International/Comparative Privacy & Surveillance
Everyday headlines reveal reports of new threats to and invasions of privacy from government, corporate, and individual actors who collect and use information disclosed about us by ourselves and others through the connected devices that continue to flood society. New technologies force us to question how balance can be struck between privacy and security, innovation, and the rights of others. In this time of information policy influx, untangling old laws, new governance strategies proposals, computer ethics, Silicon Valley culture, waves of best practices, and realistic enforcement is incredibly challenging and the subject of this course.
Comparative/International Privacy and Surveillance will provide students with the theoretical framework, policy tools, and comparative skills necessary to engage on public policy issues involving privacy and surveillance in a global context. Thematically, covers a great number of concepts and issues. It begins by introducing theoretical perspectives on privacy and surveillance, looks at the strain on basic and now-universal framework of ethical principles, analyzes corporate and government collection and use of information, investigates marginalization and bias, and addresses issues of speech, power, abuse, employment, health, and emerging technologies. We will discuss international efforts to govern privacy and surveillance issues, and then students will delve into chosen regions to more deeply understand privacy and surveillance specific to often overlooked cultures.
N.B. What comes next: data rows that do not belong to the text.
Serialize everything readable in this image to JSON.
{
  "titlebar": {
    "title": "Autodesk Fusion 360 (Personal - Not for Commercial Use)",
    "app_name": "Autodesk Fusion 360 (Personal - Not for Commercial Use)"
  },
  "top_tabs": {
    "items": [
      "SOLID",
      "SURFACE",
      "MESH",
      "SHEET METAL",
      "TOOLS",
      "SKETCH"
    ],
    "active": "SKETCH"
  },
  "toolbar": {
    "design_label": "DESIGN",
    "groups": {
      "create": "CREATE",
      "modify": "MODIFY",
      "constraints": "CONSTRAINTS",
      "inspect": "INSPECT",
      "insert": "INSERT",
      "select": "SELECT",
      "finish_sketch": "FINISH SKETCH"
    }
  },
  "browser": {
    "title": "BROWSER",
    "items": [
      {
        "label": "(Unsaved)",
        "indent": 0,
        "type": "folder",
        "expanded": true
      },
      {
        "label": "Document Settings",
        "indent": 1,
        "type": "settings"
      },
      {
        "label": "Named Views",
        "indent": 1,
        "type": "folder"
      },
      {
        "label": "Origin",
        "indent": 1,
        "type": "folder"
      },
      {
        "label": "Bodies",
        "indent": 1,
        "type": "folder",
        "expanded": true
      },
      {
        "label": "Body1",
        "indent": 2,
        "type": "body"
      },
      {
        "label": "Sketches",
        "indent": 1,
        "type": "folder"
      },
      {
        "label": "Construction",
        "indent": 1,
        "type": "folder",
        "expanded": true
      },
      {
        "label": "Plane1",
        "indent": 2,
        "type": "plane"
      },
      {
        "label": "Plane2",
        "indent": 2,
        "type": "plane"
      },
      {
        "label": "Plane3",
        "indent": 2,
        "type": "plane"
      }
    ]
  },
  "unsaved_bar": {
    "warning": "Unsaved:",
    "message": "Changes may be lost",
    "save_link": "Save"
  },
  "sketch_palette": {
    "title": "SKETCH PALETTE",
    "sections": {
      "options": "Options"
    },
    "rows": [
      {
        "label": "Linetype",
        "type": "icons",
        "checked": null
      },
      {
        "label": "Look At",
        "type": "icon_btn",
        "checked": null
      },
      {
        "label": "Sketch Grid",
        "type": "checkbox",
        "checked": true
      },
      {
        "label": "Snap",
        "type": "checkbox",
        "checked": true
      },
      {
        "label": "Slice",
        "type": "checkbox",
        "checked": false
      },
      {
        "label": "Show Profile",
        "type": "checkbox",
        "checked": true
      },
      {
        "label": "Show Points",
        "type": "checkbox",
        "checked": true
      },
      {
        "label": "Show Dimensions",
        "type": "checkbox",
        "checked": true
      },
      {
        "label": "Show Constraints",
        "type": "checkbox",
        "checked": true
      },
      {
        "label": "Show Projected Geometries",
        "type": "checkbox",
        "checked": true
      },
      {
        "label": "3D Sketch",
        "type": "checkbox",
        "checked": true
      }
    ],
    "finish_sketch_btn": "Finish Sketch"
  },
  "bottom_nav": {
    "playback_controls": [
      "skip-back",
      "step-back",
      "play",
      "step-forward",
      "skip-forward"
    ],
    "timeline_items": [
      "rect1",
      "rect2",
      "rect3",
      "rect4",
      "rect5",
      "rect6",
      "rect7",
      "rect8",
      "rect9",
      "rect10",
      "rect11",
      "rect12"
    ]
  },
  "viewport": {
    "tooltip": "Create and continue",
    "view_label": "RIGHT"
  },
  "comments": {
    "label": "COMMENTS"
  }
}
The course runs along two tracks: a discussion and writing based comparative track, complimented by a lab track. Each day we will spend time discussing readings and the written reflections students post the night prior to class. The posts apply the readings to their particular comparative subject, which usually takes a sociotechnical object or issue and compares it across countries, regions, cultures, times, etc. The posts are accumulated and revised to form the final paper due a week after the final class in December. Each class also includes a lab. These labs have four projects that are also accumulated in the form of a final project due in November. These projects’ progression begins with evidence and experience and moves to teardowns and histories and serve as a supplement to your final paper.